On the other hand, if you dream of a pair of B&W 703 S3 but can’t afford them, you’ll get much of the same enjoyment out of the 603 S3. And that’s saying something.

B&W - 603 S3 White Beauty
(Photo: Bowers & Wilkins)


The Bowers & Wilkins 603 S3 is for those who want a versatile speaker that suits a wide range of music genres. It delivers a detailed and engaging audio experience with rich bass and clear tones. The stereo image is wide and the speakers handle both subtle details and more powerful parts.

While the speakers may not be expressive enough to be optimal in a very subdued room, they flourish in a room with a slightly more vibrant sound. This makes it much easier to understand why you’ve chosen a more subdued sound signature.

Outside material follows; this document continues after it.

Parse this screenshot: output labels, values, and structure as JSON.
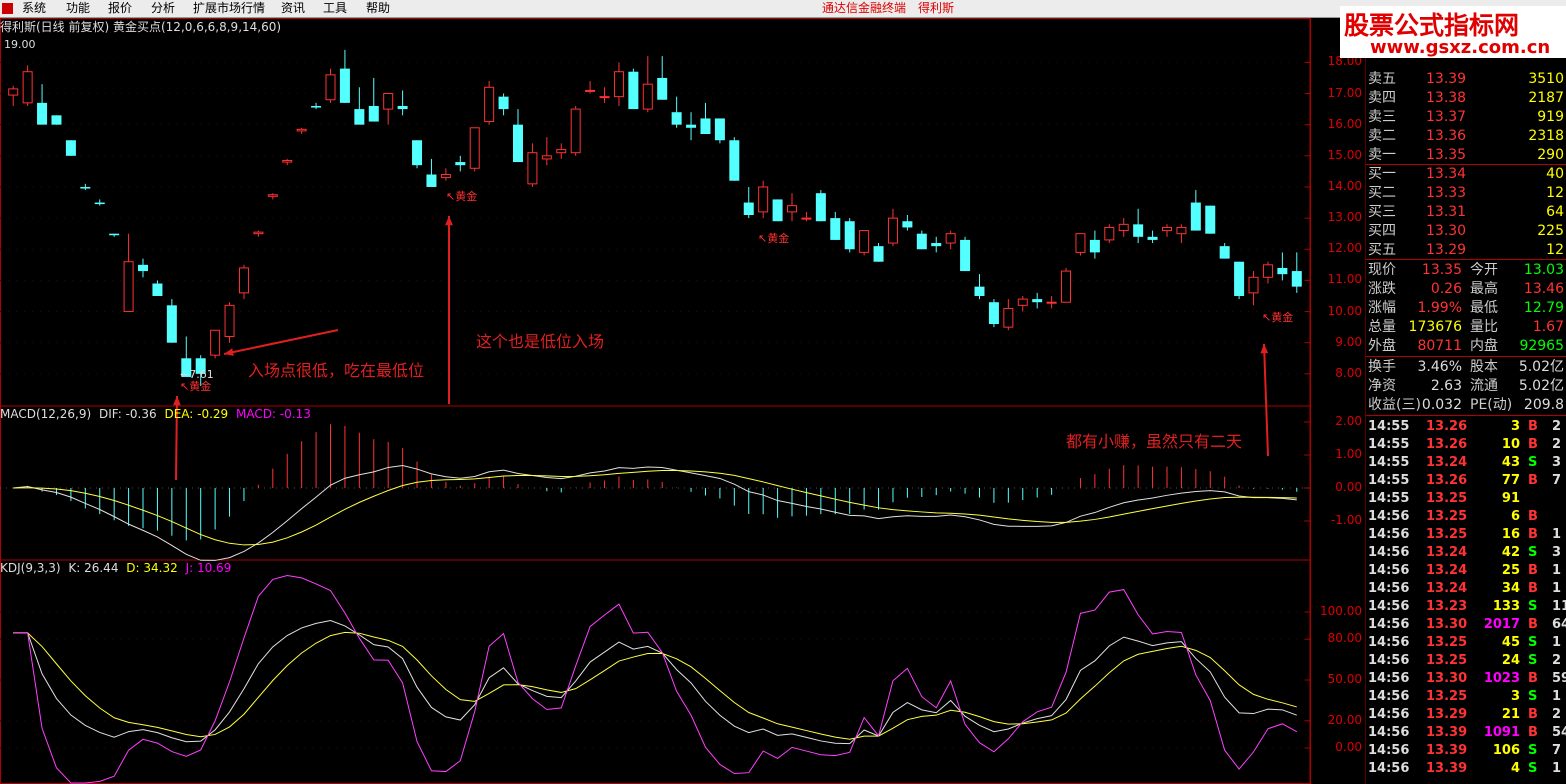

Use an amplifier with fast and dynamic transient response. This is more important than lots of power, although it should have that too.

Bowers & Wilkins 603 S3

We think

Warm yet tight bass. Balanced and good sound that doesn't do anything wrong. We would like a little more dynamism and aggression. It's all a bit soft and "nice".

1 thought on “Bowers & Wilkins 603 S3”

  1. Juraj Vojtisek


    thanks for interesting review of new 603 S3. I think this last generation is a big step forward against one generation backwards.
    I just think, very strong competitor is Focal with new Theva and Vestia lines. And one must mention Triangle Borea BR 08. This will be very exciting comparison test B&W, Focal, Triangle and Dali. PMC is more a choice for “young audiophile” and demands excellent amp. This audiophile group is not a target for B&W in the 600 range. Pls. keep publishing so good reviews. Juraj

Leave a Reply

Your email address will not be published. Required fields are marked *

Nostalgia in a convenient package

Speak no evil

We thought they were more expensive

They sound as good as they look

Wireless retro speaker

True portable home cinema

Scroll to Top